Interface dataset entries
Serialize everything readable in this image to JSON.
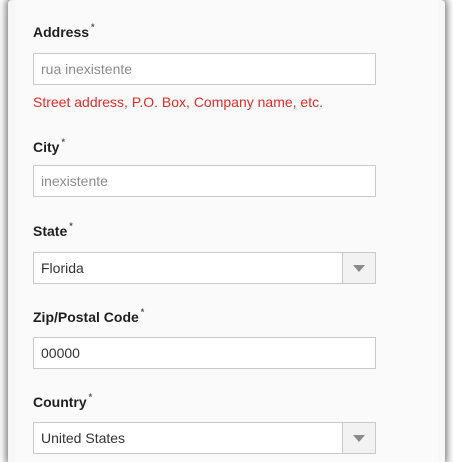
{
  "address": {
    "label": "Address",
    "required_mark": "*",
    "value": "rua inexistente",
    "hint": "Street address, P.O. Box, Company name, etc."
  },
  "city": {
    "label": "City",
    "required_mark": "*",
    "value": "inexistente"
  },
  "state": {
    "label": "State",
    "required_mark": "*",
    "selected": "Florida"
  },
  "zip": {
    "label": "Zip/Postal Code",
    "required_mark": "*",
    "value": "00000"
  },
  "country": {
    "label": "Country",
    "required_mark": "*",
    "selected": "United States"
  },
  "colors": {
    "hint_error": "#e02b27",
    "border": "#c9c9c9",
    "label": "#1f1f1f"
  },
  "icons": {
    "select_toggle": "chevron-down-icon"
  }
}
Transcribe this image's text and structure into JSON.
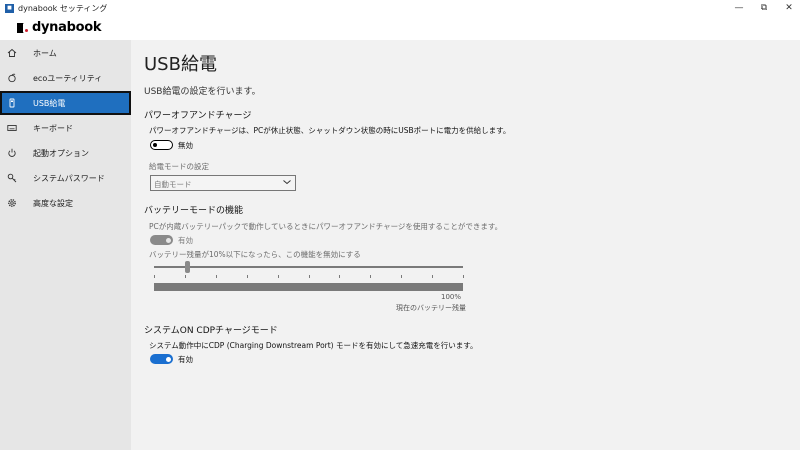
{
  "window": {
    "icon_text": "■",
    "title": "dynabook セッティング",
    "minimize": "—",
    "maximize": "⧉",
    "close": "✕"
  },
  "brand": {
    "name": "dynabook"
  },
  "sidebar": {
    "items": [
      {
        "label": "ホーム",
        "icon": "home-icon"
      },
      {
        "label": "ecoユーティリティ",
        "icon": "eco-icon"
      },
      {
        "label": "USB給電",
        "icon": "usb-icon",
        "active": true
      },
      {
        "label": "キーボード",
        "icon": "keyboard-icon"
      },
      {
        "label": "起動オプション",
        "icon": "power-icon"
      },
      {
        "label": "システムパスワード",
        "icon": "key-icon"
      },
      {
        "label": "高度な設定",
        "icon": "gear-icon"
      }
    ]
  },
  "page": {
    "title": "USB給電",
    "subtitle": "USB給電の設定を行います。"
  },
  "power_off_charge": {
    "heading": "パワーオフアンドチャージ",
    "description": "パワーオフアンドチャージは、PCが休止状態、シャットダウン状態の時にUSBポートに電力を供給します。",
    "toggle_state": "無効",
    "mode_label": "給電モードの設定",
    "mode_value": "自動モード"
  },
  "battery_mode": {
    "heading": "バッテリーモードの機能",
    "description": "PCが内蔵バッテリーパックで動作しているときにパワーオフアンドチャージを使用することができます。",
    "toggle_state": "有効",
    "threshold_text": "バッテリー残量が10%以下になったら、この機能を無効にする",
    "threshold_percent": 10,
    "current_percent_text": "100%",
    "current_percent": 100,
    "current_label": "現在のバッテリー残量"
  },
  "cdp_mode": {
    "heading": "システムON CDPチャージモード",
    "description": "システム動作中にCDP (Charging Downstream Port) モードを有効にして急速充電を行います。",
    "toggle_state": "有効"
  },
  "colors": {
    "accent": "#1f6fbf",
    "toggle_on": "#1a6fd0",
    "disabled": "#8a8a8a"
  }
}
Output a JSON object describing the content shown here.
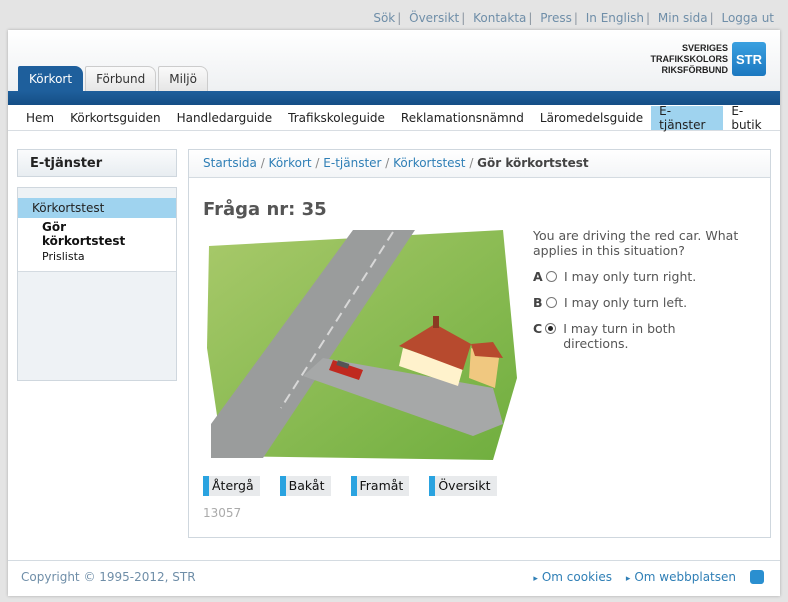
{
  "top_links": [
    "Sök",
    "Översikt",
    "Kontakta",
    "Press",
    "In English",
    "Min sida",
    "Logga ut"
  ],
  "logo": {
    "line1": "SVERIGES",
    "line2": "TRAFIKSKOLORS",
    "line3": "RIKSFÖRBUND",
    "mark": "STR"
  },
  "tabs": [
    {
      "label": "Körkort",
      "active": true
    },
    {
      "label": "Förbund"
    },
    {
      "label": "Miljö"
    }
  ],
  "nav": [
    {
      "label": "Hem"
    },
    {
      "label": "Körkortsguiden"
    },
    {
      "label": "Handledarguide"
    },
    {
      "label": "Trafikskoleguide"
    },
    {
      "label": "Reklamationsnämnd"
    },
    {
      "label": "Läromedelsguide"
    },
    {
      "label": "E-tjänster",
      "active": true
    },
    {
      "label": "E-butik"
    }
  ],
  "sidebar": {
    "title": "E-tjänster",
    "section": "Körkortstest",
    "items": [
      "Gör körkortstest",
      "Prislista"
    ]
  },
  "breadcrumb": [
    "Startsida",
    "Körkort",
    "E-tjänster",
    "Körkortstest",
    "Gör körkortstest"
  ],
  "question": {
    "title": "Fråga nr: 35",
    "text": "You are driving the red car. What applies in this situation?",
    "options": [
      {
        "letter": "A",
        "text": "I may only turn right.",
        "checked": false
      },
      {
        "letter": "B",
        "text": "I may only turn left.",
        "checked": false
      },
      {
        "letter": "C",
        "text": "I may turn in both directions.",
        "checked": true
      }
    ]
  },
  "buttons": [
    "Återgå",
    "Bakåt",
    "Framåt",
    "Översikt"
  ],
  "code": "13057",
  "footer": {
    "copyright": "Copyright © 1995-2012, STR",
    "links": [
      "Om cookies",
      "Om webbplatsen"
    ]
  }
}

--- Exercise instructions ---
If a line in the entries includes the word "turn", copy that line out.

--- Result of the task ---
        "text": "I may only turn right.",
        "text": "I may only turn left.",
        "text": "I may turn in both directions.",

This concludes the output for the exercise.